Farmer D’s Gilts Generic pig pictureFarmer D put his gilts into a pen in a barn shared with some feeder steers These gilts are the only swine on Farmer D’s premises
DVM Visits Farm D Farmer D calls out DVM X the next day to look at a lame steer DVM X has to cross through the gilt pen to get to the steer DVM X calls on four other swine farms that day
Detection: Initial Signs of Disease Two days later Farmer B notices the isolated gilts are not eating well and are huddling together Several gilts have fevers. Farmer B calls DVM Y to examine the gilts
Detection: Initial Signs of Disease DVM Y observes that one gilt has red skin blotches and is very ill, near death DVM Y suspects Classical Swine Fever and calls the State Veterinarian csf/photo.htm Photo credit: John MacKinnon
Diagnosis and Confirmation of CSF CSF DIAGNOSIS The State Veterinarian arrives that same day and collects samples to test for CSF Onsite testing is positive for CSF, samples are sent to the Federal Laboratory in Plum Island, NY for confirmation, results won’t be known for hours CSF Virus
Key Facts about CSF Classical Swine Fever does not cause illness in people People can’t get sick from eating pork, but pigs can A CSF outbreak may result in a shortage of pork and pork products CSF can cause major economic losses to pork producers in the US if the disease becomes established again
Risk Communication Part 1 Gilts bought at a sales barn are sick and initial testing is positive for CSF, confirmation tests are pending What if this happened in your county? Are you a Risk Communicator? Who is your audience? What sources of information do they have access to? How do you address the unknown aspects of this situation
Risk Communicators PlayersActionsMessage State Veterinarian Investigate source of CSF virus Livestock Sale Barn Cooperate with investigation Local Health Professionals, DVMs, MDs, Public Health Gather information from credible sources
Outbreak Response Federal veterinarian investigates CSF on Farm B and traces source of gilts back to Anytown Livestock Sale Barn and Producer A Further review of the sales barn records locates the gilts sold to Farms C & D and the four swine farms visited by DVM X
Outbreak Response Final test results are positive for CSF To prevent further spread of the disease, all swine premises within a six mile radius of any of these locations, whether infected with CSF virus or not, are depopulated

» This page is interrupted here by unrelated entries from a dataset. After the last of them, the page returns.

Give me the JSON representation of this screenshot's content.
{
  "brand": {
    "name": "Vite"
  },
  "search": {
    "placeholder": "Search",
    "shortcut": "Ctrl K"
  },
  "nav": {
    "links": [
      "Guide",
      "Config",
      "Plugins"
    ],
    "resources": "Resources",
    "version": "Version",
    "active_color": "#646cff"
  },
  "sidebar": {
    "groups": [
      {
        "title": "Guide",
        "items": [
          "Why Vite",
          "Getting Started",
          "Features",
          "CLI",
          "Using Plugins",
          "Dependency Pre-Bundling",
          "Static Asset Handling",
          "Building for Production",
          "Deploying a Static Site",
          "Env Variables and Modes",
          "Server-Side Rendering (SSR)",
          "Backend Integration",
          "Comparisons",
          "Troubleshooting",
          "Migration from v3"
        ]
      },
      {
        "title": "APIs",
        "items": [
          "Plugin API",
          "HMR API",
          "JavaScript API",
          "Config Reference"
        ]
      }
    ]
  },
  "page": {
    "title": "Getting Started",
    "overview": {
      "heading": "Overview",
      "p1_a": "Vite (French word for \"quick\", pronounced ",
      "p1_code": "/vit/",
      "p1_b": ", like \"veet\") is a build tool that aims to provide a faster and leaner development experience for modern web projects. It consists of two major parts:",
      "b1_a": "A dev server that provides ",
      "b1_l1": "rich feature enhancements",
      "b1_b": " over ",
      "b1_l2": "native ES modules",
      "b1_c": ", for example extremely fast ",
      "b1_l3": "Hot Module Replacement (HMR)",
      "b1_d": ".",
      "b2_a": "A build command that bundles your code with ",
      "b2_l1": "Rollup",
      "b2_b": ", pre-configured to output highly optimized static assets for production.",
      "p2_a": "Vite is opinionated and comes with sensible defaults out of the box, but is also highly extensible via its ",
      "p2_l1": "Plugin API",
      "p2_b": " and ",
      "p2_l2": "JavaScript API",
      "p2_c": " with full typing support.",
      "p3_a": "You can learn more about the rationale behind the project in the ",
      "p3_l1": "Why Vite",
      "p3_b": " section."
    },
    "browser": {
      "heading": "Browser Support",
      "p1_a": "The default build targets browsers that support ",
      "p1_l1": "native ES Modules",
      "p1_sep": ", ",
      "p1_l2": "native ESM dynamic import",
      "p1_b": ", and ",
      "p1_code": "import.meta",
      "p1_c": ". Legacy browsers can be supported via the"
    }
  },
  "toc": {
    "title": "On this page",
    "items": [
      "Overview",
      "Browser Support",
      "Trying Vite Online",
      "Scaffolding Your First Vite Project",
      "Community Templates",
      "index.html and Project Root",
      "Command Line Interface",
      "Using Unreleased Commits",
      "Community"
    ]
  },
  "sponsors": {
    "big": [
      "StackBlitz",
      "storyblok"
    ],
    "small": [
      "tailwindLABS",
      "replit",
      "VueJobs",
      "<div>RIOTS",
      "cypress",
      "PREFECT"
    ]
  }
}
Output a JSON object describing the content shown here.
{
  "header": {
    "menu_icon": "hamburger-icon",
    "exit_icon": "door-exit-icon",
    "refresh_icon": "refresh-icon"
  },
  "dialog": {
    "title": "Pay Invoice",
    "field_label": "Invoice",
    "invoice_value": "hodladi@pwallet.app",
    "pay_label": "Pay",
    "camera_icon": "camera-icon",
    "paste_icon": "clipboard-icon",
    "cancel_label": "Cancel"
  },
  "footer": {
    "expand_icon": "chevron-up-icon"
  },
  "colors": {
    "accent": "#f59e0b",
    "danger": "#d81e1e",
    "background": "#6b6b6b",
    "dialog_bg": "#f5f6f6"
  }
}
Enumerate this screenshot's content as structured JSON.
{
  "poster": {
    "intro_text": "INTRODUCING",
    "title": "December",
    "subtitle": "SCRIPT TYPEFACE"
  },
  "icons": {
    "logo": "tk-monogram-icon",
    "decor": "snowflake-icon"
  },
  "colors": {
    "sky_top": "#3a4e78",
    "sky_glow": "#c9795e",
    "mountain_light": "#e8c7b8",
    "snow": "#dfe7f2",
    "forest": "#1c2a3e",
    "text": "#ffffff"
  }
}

Risk Communication Part 2 Develop a message about this outbreak that you want to deliver to your audience What potential consequences can you imagine might result from this outbreak and/or the outbreak response? What questions might your audience ask? How can you reduce the fear or outrage reaction of your audience?
Risk Communicators PlayersActionsMessage Area Veterinarian in Charge Report investigation findings Board of Health spokesperson Assure public of no risk of disease among people Pork Board spokesperson Assure public that pork is safe to eat Local health professionals, DVMs, MDs Answer questions posed by the public
Anticipating Questions Public: Can I get sick from eating pork? Agriculture producers: Are my animals safe? How can insure that I’m not bringing the virus back to my farm? Media: How soon will you have the outbreak contained?
Recovery Eradication efforts contain the outbreak to a five county area. Time from detection to control is three months Thousands of hogs are destroyed as a result of the CSF outbreak Despite assurances that pork is safe to eat, consumption drops by 15%
Risk Communication Part 3 What is your role as a Risk Communicator once the outbreak has been contained? How would your message change? How might you be better prepared for the next outbreak event?
10 Best Practices in Risk Communication 1.Risk and crisis communication is an ongoing process 2.Conduct pre-event (pre-crisis) planning 3.Foster partnerships with public 4.Listen to public’s concern & understand audience 5.Demonstrate honesty, candor & openness 6.Collaborate and coordinate with credible sources 7.Meet the needs of the media and remain accessible 8.Communicate with compassion, concern & empathy 9.Accept uncertainty and ambiguity 10.Give people useful actions to do -- must do, should do, could do